→ **What you have to do**: In the records that follow, locate every line with "title" and extract it.

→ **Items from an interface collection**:
┏━━

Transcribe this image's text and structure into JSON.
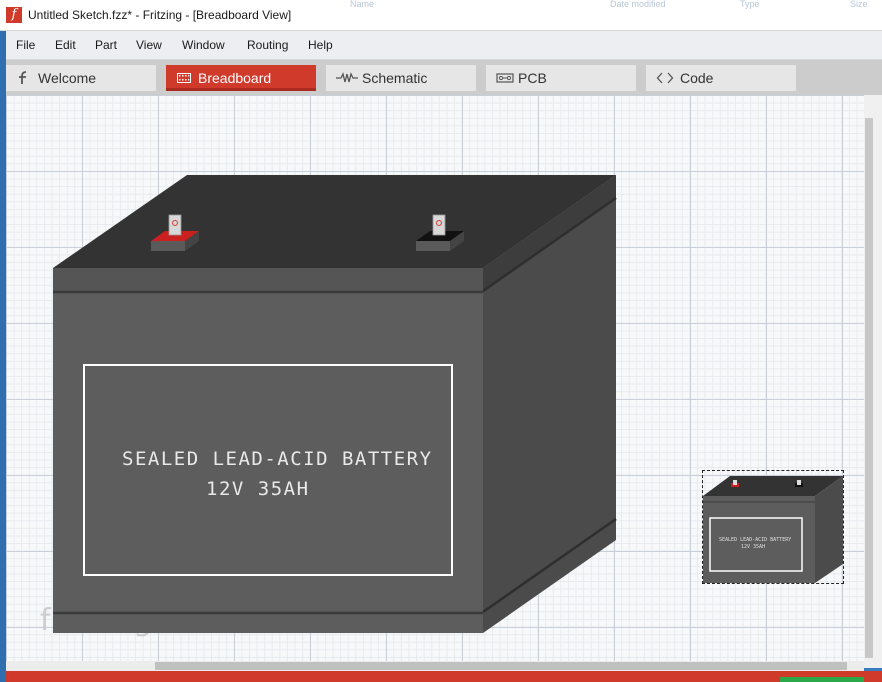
{
  "window": {
    "title": "Untitled Sketch.fzz* - Fritzing - [Breadboard View]",
    "app_icon_glyph": "f",
    "background_header_fragments": [
      "Name",
      "Date modified",
      "Type",
      "Size"
    ]
  },
  "menubar": {
    "items": [
      "File",
      "Edit",
      "Part",
      "View",
      "Window",
      "Routing",
      "Help"
    ]
  },
  "tabs": [
    {
      "label": "Welcome",
      "icon": "fritzing-f-icon",
      "active": false
    },
    {
      "label": "Breadboard",
      "icon": "breadboard-icon",
      "active": true
    },
    {
      "label": "Schematic",
      "icon": "resistor-icon",
      "active": false
    },
    {
      "label": "PCB",
      "icon": "pcb-icon",
      "active": false
    },
    {
      "label": "Code",
      "icon": "code-brackets-icon",
      "active": false
    }
  ],
  "canvas": {
    "watermark": "fritzing",
    "part": {
      "label_line_1": "SEALED LEAD-ACID BATTERY",
      "label_line_2": "12V 35AH"
    },
    "thumbnail": {
      "label_line_1": "SEALED LEAD-ACID BATTERY",
      "label_line_2": "12V 35AH"
    }
  },
  "colors": {
    "accent": "#d03a2b",
    "battery_top": "#333333",
    "battery_front": "#5e5e5e",
    "battery_side": "#4a4a4a",
    "terminal_positive": "#cc1f1f",
    "terminal_negative": "#111111",
    "status_green": "#2aa84a"
  }
}
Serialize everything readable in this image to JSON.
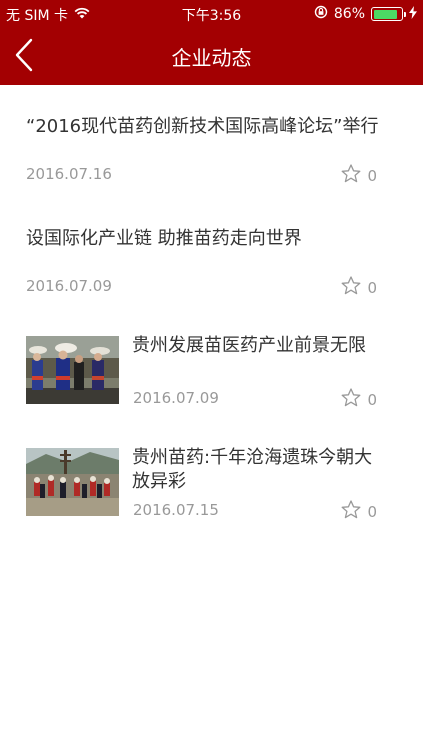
{
  "status_bar": {
    "carrier": "无 SIM 卡",
    "wifi_icon": "wifi-icon",
    "time": "下午3:56",
    "battery_percent": "86%",
    "battery_level": 0.86
  },
  "nav": {
    "back_icon": "chevron-left-icon",
    "title": "企业动态"
  },
  "news": [
    {
      "title": "“2016现代苗药创新技术国际高峰论坛”举行",
      "date": "2016.07.16",
      "likes": "0",
      "has_image": false
    },
    {
      "title": "设国际化产业链 助推苗药走向世界",
      "date": "2016.07.09",
      "likes": "0",
      "has_image": false
    },
    {
      "title": "贵州发展苗医药产业前景无限",
      "date": "2016.07.09",
      "likes": "0",
      "has_image": true
    },
    {
      "title": "贵州苗药:千年沧海遗珠今朝大放异彩",
      "date": "2016.07.15",
      "likes": "0",
      "has_image": true
    }
  ],
  "colors": {
    "header_bg": "#a30002",
    "text": "#333333",
    "meta": "#999999"
  }
}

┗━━

→ **Solution for this problem**:
    "title": "Untitled Sketch.fzz* - Fritzing - [Breadboard View]",
    "title": "企业动态"
      "title": "“2016现代苗药创新技术国际高峰论坛”举行",
      "title": "设国际化产业链 助推苗药走向世界",
      "title": "贵州发展苗医药产业前景无限",
      "title": "贵州苗药:千年沧海遗珠今朝大放异彩",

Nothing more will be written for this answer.